=== INSTRUCTIONS FOR THE TASK ===
In the listing below, find each line with the string "START" and report it.

[[ PROVIDED DATA open ]]

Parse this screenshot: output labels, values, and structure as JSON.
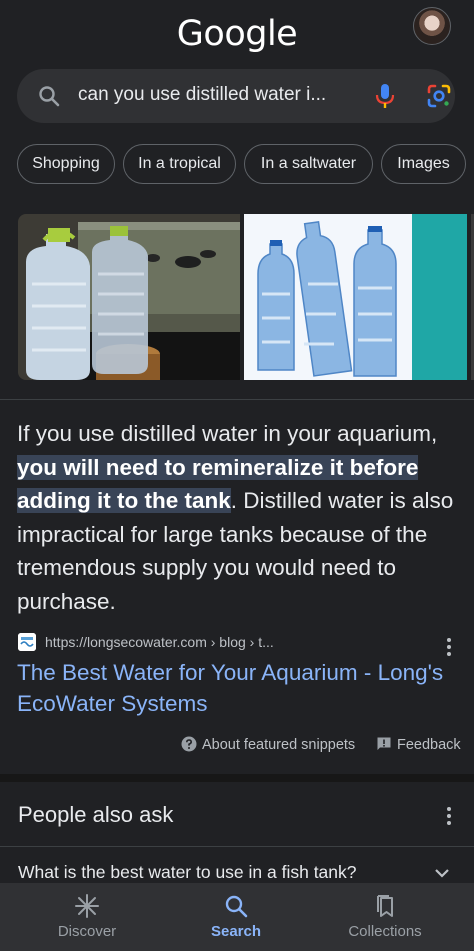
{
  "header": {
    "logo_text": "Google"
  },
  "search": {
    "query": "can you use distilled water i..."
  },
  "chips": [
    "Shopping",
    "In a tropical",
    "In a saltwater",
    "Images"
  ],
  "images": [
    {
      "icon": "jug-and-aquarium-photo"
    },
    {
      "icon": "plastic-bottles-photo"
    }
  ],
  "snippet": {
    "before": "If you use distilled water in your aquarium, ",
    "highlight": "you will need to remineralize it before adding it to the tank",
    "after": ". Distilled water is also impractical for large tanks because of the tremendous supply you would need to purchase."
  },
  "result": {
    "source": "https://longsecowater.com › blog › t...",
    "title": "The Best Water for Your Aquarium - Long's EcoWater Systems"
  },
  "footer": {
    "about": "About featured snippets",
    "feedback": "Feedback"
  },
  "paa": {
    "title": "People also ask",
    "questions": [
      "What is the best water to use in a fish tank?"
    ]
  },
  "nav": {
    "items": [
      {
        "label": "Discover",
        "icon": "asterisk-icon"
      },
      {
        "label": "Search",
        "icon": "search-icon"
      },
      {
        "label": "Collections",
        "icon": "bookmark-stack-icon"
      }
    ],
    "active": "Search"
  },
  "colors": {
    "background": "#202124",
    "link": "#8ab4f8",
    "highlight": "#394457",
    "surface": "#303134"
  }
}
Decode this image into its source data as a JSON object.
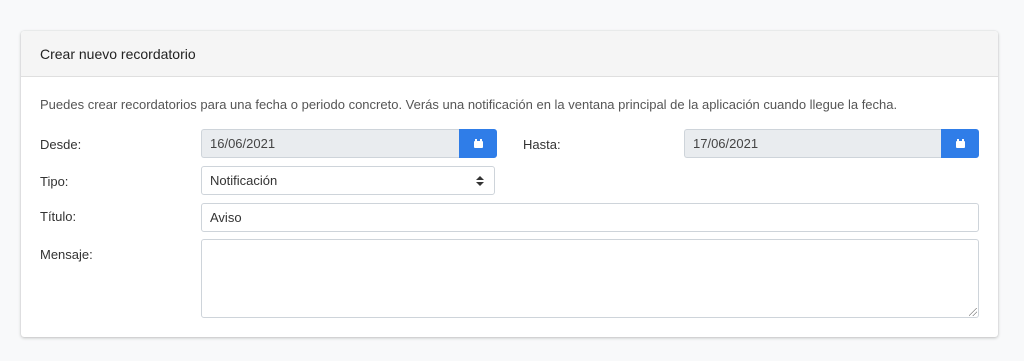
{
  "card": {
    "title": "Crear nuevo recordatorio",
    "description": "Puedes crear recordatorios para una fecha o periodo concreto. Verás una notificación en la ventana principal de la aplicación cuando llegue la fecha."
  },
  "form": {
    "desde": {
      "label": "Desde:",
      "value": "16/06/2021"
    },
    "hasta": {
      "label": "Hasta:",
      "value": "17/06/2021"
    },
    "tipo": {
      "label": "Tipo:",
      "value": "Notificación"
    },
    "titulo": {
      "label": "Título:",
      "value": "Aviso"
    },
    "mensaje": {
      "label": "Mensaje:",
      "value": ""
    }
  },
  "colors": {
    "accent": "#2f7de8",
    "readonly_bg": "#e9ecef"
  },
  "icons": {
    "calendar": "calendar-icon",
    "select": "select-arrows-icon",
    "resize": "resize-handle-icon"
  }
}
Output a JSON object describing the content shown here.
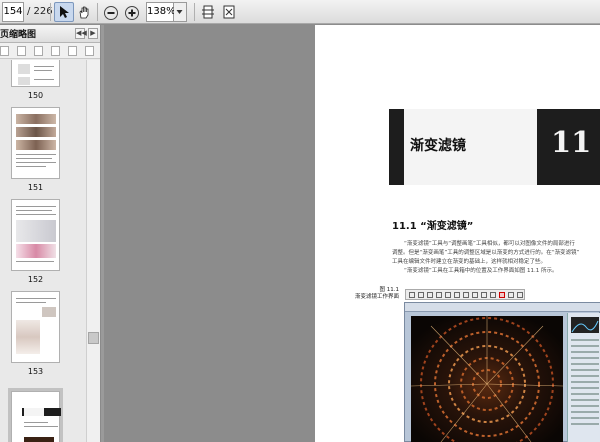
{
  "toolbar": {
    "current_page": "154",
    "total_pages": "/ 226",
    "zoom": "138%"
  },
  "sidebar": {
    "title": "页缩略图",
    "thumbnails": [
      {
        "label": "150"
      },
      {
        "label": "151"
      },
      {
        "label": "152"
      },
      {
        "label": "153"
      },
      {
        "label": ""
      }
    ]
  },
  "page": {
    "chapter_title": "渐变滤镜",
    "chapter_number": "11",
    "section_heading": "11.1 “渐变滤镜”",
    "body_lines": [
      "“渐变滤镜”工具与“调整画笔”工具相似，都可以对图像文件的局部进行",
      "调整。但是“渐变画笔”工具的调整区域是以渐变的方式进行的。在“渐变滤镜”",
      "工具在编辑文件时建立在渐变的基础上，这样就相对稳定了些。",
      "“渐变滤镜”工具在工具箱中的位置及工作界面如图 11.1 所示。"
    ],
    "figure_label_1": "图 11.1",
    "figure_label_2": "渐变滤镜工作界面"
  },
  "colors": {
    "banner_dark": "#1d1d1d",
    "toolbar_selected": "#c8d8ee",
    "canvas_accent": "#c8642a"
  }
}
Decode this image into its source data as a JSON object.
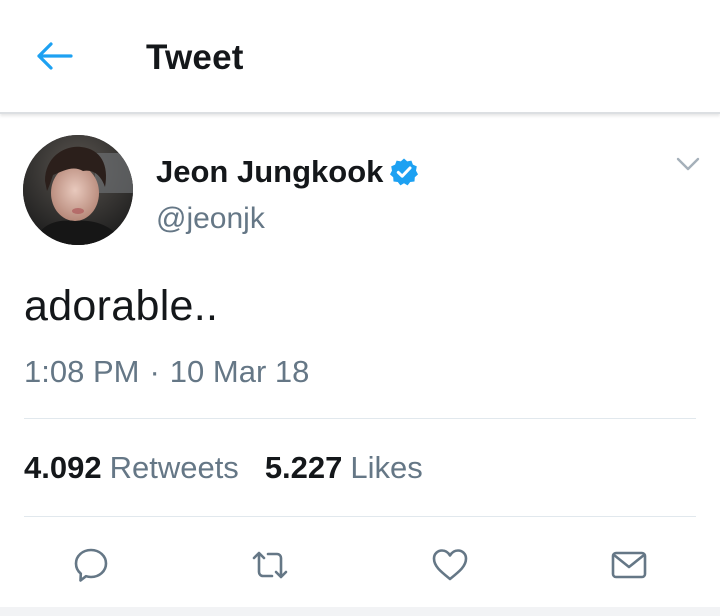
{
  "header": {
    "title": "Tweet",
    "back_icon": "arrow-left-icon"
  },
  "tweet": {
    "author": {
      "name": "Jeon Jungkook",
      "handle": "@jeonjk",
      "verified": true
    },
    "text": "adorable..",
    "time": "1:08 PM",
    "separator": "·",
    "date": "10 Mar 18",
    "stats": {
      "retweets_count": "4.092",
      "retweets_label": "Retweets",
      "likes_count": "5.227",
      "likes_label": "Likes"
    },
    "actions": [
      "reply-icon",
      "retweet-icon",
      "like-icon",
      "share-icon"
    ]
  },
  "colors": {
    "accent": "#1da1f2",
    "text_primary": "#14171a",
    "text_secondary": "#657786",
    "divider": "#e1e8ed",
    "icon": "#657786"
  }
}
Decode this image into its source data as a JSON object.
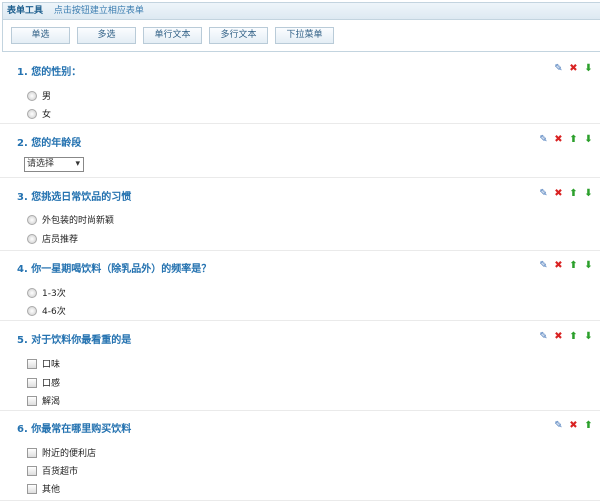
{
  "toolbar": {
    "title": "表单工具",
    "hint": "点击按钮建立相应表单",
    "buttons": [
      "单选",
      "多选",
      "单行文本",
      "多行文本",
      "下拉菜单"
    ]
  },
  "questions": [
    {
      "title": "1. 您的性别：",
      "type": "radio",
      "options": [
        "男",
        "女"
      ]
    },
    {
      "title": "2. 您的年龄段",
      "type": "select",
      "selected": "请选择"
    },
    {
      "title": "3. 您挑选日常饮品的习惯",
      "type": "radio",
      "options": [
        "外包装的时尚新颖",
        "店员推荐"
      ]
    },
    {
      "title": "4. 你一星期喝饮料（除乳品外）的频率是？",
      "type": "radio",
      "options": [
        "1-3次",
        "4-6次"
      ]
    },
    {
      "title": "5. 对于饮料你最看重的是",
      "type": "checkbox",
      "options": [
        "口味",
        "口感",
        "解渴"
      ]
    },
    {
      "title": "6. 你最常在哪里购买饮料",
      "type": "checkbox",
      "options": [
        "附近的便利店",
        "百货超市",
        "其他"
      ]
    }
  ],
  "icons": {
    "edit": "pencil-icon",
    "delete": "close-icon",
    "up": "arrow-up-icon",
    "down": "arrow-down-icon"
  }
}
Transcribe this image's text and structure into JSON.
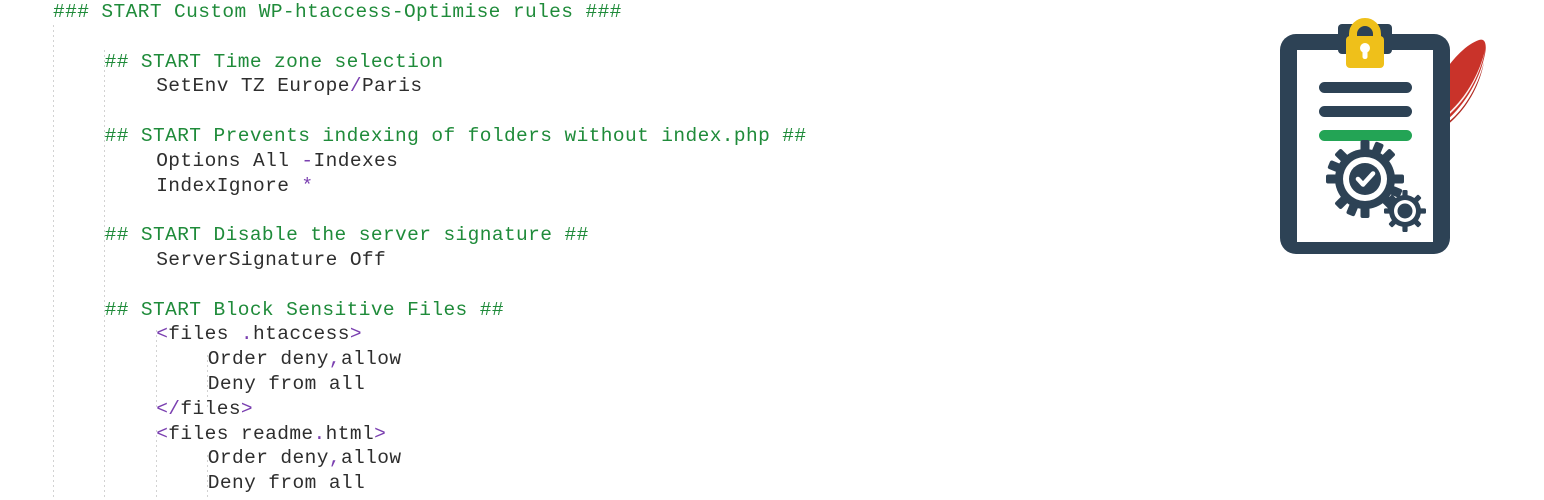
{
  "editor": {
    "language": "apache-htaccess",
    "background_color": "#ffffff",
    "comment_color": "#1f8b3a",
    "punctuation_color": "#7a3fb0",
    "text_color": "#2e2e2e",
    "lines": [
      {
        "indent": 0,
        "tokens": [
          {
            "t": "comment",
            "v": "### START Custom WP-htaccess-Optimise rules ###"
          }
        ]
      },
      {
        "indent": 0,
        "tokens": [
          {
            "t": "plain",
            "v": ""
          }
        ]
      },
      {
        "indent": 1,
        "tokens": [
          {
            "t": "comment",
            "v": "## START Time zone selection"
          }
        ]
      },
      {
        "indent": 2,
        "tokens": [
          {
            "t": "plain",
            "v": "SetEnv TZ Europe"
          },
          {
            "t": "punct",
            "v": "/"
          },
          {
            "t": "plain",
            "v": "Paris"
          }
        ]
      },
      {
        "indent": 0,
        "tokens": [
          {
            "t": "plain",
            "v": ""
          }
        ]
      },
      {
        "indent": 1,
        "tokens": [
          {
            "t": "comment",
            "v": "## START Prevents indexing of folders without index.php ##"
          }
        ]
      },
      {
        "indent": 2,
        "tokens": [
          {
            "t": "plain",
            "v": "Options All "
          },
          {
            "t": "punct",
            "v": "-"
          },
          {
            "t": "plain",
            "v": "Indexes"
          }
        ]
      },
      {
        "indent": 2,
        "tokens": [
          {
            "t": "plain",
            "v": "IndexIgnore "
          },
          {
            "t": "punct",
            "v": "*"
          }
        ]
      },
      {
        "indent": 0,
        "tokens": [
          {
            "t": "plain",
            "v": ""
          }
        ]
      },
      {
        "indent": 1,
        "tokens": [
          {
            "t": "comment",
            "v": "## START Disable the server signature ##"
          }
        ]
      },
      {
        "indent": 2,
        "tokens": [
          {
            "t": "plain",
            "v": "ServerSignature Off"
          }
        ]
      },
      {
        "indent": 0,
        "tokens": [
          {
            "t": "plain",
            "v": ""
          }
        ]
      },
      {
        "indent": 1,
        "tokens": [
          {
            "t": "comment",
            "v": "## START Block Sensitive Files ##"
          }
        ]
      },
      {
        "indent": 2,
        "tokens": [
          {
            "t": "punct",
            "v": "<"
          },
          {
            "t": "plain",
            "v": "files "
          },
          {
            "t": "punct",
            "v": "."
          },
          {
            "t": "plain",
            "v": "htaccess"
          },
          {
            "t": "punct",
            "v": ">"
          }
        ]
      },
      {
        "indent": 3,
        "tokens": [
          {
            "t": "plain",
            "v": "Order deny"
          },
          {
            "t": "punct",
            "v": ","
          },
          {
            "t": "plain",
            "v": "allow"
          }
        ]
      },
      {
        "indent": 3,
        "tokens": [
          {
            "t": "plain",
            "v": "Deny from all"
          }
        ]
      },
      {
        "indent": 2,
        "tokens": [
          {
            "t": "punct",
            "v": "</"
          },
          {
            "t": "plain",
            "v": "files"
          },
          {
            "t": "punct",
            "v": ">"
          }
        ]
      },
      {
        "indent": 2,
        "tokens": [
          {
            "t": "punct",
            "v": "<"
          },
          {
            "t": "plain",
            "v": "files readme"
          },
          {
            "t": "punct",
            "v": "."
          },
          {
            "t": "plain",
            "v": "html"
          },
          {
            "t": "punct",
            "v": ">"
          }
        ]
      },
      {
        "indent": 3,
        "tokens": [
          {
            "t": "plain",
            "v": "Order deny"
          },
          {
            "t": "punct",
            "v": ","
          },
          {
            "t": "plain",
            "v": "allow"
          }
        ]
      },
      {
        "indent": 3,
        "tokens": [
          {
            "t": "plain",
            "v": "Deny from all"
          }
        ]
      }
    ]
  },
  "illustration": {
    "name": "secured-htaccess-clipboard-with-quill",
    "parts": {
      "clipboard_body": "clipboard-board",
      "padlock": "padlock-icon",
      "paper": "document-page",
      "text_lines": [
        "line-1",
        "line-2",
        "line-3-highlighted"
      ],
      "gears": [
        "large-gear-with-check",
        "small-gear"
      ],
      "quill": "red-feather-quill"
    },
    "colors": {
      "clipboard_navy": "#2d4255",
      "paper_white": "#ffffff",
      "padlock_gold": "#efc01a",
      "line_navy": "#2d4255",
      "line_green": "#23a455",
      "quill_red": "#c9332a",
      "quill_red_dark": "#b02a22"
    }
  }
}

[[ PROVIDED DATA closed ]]

=== ANSWER SPACE ===
            "v": "### START Custom WP-htaccess-Optimise rules ###"
            "v": "## START Time zone selection"
            "v": "## START Prevents indexing of folders without index.php ##"
            "v": "## START Disable the server signature ##"
            "v": "## START Block Sensitive Files ##"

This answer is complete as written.